1. ITV Report

Where and how to watch the Perseids meteor shower tonight

Perseid meteors streak through the skies in 2010. Photo: NASA's Marshall Space Flight Centre

South Wales is perhaps the best place in the UK to watch the Perseids meteor shower tonight.

Clear skies are expected across southern and eastern parts overnight, and the Brecon Beacons is one of just five places around the world recognised as an International Dark Sky Reserve, because of minimal light pollution.

The Perseids meteor shower is an annual event, but the Royal Astronomical Society says prospects for this year's showing are "particularly good", and could mean up to 60 shooting stars per hour here tonight.

A shooting star illuminates the night sky near Sieversdorf, Germany, yesterday.

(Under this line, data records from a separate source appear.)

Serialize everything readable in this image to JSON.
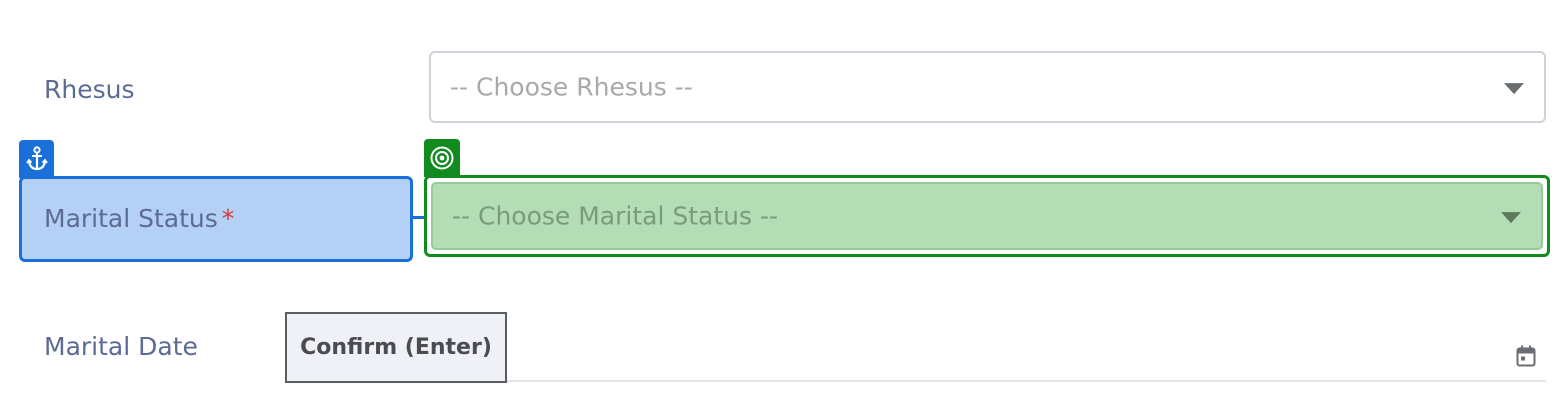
{
  "form": {
    "rhesus": {
      "label": "Rhesus",
      "placeholder": "-- Choose Rhesus --"
    },
    "marital_status": {
      "label": "Marital Status",
      "required_marker": "*",
      "placeholder": "-- Choose Marital Status --"
    },
    "marital_date": {
      "label": "Marital Date"
    }
  },
  "tooltip": {
    "text": "Confirm (Enter)"
  },
  "icons": {
    "anchor_tab": "anchor-icon",
    "target_tab": "target-icon",
    "calendar": "calendar-icon",
    "select_caret": "chevron-down-icon"
  },
  "colors": {
    "label": "#5c6b94",
    "anchor_highlight": "#1a70d8",
    "anchor_fill": "#b4d1f5",
    "target_highlight": "#118a1e",
    "target_fill": "#b3ddb5",
    "required": "#d93a3a"
  }
}
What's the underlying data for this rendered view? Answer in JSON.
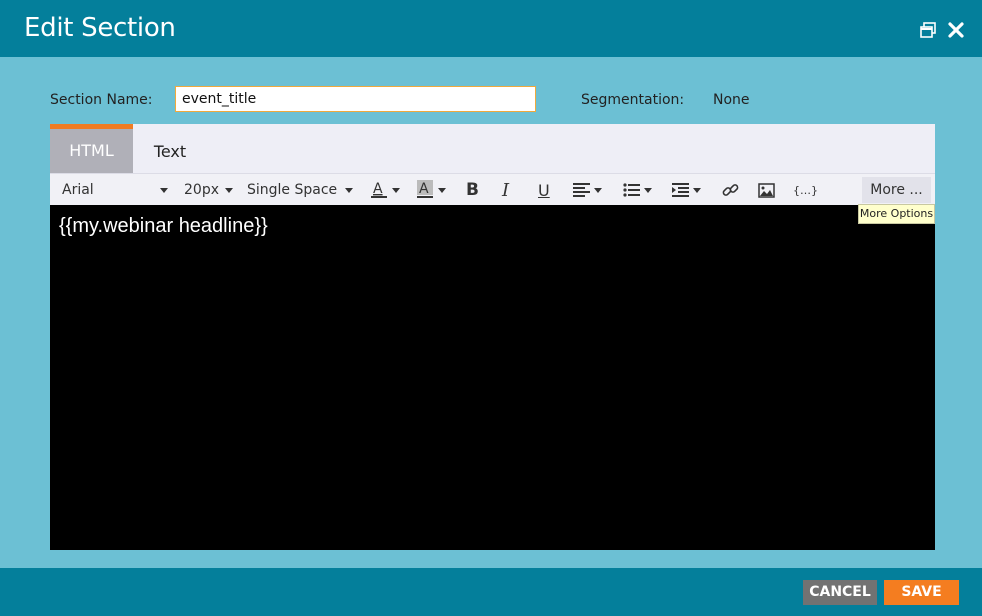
{
  "dialog": {
    "title": "Edit Section"
  },
  "form": {
    "section_name_label": "Section Name:",
    "section_name_value": "event_title",
    "segmentation_label": "Segmentation:",
    "segmentation_value": "None"
  },
  "tabs": [
    {
      "label": "HTML",
      "active": true
    },
    {
      "label": "Text",
      "active": false
    }
  ],
  "toolbar": {
    "font_family": "Arial",
    "font_size": "20px",
    "line_spacing": "Single Space",
    "more_label": "More ...",
    "icons": [
      "font-color-icon",
      "highlight-color-icon",
      "bold-icon",
      "italic-icon",
      "underline-icon",
      "align-icon",
      "list-icon",
      "indent-icon",
      "link-icon",
      "image-icon",
      "token-icon"
    ]
  },
  "tooltip": {
    "text": "More Options"
  },
  "editor": {
    "content": "{{my.webinar headline}}"
  },
  "footer": {
    "cancel_label": "CANCEL",
    "save_label": "SAVE"
  },
  "colors": {
    "header": "#047f9b",
    "body": "#6cc0d4",
    "accent": "#f07c22",
    "save": "#f47d20",
    "cancel": "#727272"
  }
}
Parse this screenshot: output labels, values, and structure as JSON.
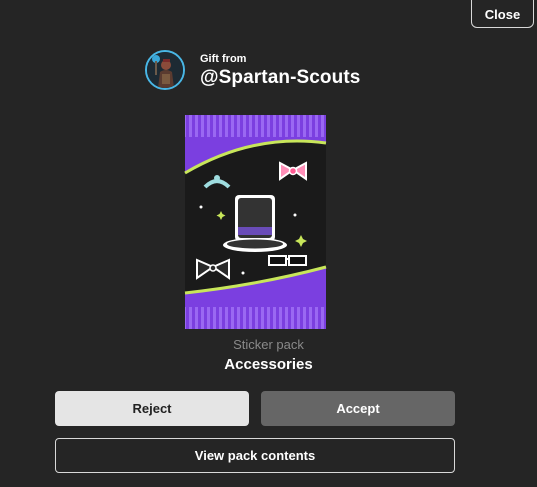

Credit: PA

The skies are expected to shimmer with a "natural firework display" as the meteor shower crosses into the earth's atmosphere. It is a result of material falling from the tail of Comet Swift-Tuttle, which last passed near the earth in 1992.

Comet Swift-Tuttle won't be visiting our neck of the woods again until the year 2125, but every year we get this beautiful reminder as the earth ploughs through the debris it leaves in its orbit.

Every meteor is a speck of comet dust vaporising as it enters our atmosphere at 36 miles per second. What a glorious way to go.

– Professor Alan Fitzsimmons, Queen's University Belfast

The display will last from late this evening, through to early tomorrow morning. Around midnight is likely to be the best time to watch.

A meteor from the Perseids shower photographed over Georgia, USA. Credit: NASA's Marshall Space Flight Center

Meteors - popularly known as shooting stars - are the result of small particles entering the earth's atmosphere at high speed. They heat the air around them, causing a streak of light seen from the ground.

They mostly appear as fleeting streaks of light, lasting less than a second, but the brightest ones leaves behind trials of vaporised gases and glowing air molecules that may take a few seconds to fade.

The shower is active from around 17 July to 24 August each year, although for most of that time only a few meteors per hour will be visible.Tonight, many more may be seen.

The number of visible meteors is hard to predict, but you can expect to see one at least every few minutes.

The Royal Astronomical Society says the best equipment is simply your own eyes - unlike many other stargazing events.

It advises you to wrap up well, and set up a reclining chair to allow you to look up at the sky in comfort. It also helps to be in a dark site away from artificial light, and have an unobstructed view of the sky.

A Perseid meteor seen in August 2010 above the European Southern Observatory’s Very Large Telescope at Paranal, Chile. Credit: ESO / S. Guisard

There may also be a glimpse of larger 'fireballs', according to the Royal Observatory in Greenwich. The earth will pass through the comet's trail like a snowplough, with material of different sizes being trapped by the planet's gravity. The larger material may fall to earth as meteorites.

If people are extremely lucky, we can see some fireballs, which are large chunks that burn up but don't completely burn up.

Sometimes it ends up with meteorites. There is a possibility of meteorite impact but it is very small.

They also come in different colours, depending on which elements are in the meteors.

– Brendan Owens, Astronomer at the Royal Observatory in Greenwich

NASA's Meteoroid Environment Office explains why the Perseids have been identified as the 'fireball champion' of annual meteor showers.